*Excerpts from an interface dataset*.
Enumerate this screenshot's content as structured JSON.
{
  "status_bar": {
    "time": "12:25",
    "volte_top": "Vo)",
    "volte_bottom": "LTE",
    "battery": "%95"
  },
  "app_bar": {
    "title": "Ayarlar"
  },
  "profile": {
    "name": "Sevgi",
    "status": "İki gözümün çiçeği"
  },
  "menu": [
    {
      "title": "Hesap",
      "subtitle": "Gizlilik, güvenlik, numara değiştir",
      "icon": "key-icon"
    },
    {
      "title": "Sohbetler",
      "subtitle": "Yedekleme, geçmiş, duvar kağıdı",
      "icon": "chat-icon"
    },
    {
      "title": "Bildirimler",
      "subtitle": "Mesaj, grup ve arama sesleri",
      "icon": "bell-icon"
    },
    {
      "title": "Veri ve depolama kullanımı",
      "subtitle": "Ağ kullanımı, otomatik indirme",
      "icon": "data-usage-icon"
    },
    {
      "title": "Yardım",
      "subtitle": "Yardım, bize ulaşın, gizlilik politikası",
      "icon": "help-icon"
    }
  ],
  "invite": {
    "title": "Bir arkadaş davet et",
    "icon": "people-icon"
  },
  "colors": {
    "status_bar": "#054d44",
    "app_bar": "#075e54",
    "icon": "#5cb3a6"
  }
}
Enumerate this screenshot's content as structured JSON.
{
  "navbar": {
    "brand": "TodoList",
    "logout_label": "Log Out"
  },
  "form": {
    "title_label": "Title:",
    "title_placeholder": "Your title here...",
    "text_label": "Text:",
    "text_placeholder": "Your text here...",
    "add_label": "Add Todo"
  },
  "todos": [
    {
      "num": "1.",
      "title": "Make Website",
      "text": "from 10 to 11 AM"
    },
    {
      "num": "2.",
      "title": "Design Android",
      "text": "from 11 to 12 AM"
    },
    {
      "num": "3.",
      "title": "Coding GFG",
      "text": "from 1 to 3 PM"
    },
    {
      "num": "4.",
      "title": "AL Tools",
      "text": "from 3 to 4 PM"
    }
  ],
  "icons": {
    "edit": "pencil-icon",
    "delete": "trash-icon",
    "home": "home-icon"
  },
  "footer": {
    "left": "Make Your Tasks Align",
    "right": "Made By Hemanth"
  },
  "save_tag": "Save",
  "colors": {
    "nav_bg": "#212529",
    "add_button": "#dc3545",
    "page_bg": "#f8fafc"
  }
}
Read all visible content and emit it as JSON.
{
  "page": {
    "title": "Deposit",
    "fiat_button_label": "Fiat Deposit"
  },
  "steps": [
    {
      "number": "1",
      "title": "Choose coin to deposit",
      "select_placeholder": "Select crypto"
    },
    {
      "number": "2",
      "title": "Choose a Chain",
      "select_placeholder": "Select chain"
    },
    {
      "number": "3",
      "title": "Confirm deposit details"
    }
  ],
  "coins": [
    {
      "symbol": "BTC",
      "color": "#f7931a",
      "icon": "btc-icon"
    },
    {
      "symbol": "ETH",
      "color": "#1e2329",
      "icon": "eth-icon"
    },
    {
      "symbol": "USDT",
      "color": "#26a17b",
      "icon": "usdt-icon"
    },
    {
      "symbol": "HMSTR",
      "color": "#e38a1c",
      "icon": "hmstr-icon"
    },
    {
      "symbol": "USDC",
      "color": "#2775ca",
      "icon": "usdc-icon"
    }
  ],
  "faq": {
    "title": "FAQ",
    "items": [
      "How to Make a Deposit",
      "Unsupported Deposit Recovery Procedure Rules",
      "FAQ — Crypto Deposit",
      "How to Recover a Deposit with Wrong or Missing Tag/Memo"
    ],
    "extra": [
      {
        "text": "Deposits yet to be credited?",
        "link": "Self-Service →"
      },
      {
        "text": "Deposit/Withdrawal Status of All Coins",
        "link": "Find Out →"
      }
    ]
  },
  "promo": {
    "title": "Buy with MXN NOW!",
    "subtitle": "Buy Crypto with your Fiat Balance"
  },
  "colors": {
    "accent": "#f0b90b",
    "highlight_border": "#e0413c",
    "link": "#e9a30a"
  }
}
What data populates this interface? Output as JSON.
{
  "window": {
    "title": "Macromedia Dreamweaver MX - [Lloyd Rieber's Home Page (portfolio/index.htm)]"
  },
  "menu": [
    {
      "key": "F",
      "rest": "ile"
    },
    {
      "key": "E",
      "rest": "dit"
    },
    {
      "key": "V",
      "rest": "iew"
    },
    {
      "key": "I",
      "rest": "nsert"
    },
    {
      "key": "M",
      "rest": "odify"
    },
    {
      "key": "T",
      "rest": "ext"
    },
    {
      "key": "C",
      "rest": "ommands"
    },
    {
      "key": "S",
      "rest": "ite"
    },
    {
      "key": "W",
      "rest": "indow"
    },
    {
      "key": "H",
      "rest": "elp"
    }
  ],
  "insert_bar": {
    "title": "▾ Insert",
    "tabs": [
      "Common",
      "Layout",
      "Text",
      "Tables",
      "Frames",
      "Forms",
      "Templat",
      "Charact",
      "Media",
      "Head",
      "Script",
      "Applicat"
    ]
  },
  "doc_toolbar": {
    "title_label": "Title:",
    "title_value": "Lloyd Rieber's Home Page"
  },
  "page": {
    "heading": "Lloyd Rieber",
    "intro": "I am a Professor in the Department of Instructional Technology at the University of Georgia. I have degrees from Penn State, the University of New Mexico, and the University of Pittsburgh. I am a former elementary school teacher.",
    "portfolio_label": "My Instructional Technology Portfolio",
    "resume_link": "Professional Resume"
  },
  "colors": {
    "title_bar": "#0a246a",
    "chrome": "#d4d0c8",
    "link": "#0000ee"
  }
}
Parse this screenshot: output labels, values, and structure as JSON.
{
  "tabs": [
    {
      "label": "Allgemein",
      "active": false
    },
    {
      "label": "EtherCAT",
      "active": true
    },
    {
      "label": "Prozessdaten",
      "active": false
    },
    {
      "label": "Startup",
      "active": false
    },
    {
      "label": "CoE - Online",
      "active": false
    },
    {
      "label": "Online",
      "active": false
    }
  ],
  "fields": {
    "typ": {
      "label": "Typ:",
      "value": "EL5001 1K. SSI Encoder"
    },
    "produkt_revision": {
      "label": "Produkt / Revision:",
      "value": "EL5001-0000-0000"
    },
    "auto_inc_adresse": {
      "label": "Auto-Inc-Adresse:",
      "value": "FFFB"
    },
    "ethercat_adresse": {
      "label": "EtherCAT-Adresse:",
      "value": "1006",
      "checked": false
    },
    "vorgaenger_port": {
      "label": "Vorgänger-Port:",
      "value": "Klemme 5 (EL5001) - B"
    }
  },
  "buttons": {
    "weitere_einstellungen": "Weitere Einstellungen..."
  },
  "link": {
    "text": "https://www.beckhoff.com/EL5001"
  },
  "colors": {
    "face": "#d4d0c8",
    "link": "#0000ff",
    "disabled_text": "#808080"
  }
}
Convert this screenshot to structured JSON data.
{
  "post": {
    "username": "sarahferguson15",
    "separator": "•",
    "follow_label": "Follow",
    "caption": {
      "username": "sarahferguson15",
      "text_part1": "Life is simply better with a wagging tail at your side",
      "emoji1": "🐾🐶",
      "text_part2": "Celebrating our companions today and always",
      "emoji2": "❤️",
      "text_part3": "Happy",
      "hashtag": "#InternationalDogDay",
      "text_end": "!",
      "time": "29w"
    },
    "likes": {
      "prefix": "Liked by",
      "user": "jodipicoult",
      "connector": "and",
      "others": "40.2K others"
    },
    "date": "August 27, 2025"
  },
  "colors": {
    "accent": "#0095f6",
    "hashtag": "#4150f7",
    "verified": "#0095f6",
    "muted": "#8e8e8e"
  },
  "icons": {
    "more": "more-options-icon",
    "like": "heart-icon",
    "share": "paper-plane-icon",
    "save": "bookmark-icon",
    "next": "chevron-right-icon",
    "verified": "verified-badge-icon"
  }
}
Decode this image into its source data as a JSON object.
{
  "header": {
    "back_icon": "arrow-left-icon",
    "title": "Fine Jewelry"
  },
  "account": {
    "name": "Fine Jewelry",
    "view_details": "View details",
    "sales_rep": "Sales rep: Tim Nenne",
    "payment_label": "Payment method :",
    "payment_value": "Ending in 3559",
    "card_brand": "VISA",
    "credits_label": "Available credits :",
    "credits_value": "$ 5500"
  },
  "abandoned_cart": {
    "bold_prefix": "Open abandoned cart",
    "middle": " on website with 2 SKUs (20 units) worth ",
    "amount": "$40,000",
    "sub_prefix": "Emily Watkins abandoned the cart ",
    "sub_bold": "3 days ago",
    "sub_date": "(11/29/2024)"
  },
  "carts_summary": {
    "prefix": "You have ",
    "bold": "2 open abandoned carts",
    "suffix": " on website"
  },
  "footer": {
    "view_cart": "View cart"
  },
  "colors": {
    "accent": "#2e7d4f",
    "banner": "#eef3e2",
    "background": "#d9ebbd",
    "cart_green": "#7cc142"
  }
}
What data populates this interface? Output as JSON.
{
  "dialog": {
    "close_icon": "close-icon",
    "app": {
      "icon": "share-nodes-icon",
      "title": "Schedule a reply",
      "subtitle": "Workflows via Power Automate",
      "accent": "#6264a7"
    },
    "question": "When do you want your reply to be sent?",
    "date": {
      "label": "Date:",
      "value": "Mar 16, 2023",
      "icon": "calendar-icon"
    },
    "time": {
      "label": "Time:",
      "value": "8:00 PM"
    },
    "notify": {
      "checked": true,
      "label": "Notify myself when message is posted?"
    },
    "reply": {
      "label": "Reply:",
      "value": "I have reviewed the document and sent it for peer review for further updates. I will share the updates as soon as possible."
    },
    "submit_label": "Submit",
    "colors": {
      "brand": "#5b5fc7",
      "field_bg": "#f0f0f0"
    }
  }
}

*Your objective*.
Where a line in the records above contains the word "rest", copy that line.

*Response to this task*.
      "rest": "ile"
      "rest": "dit"
      "rest": "iew"
      "rest": "nsert"
      "rest": "odify"
      "rest": "ext"
      "rest": "ommands"
      "rest": "ite"
      "rest": "indow"
      "rest": "elp"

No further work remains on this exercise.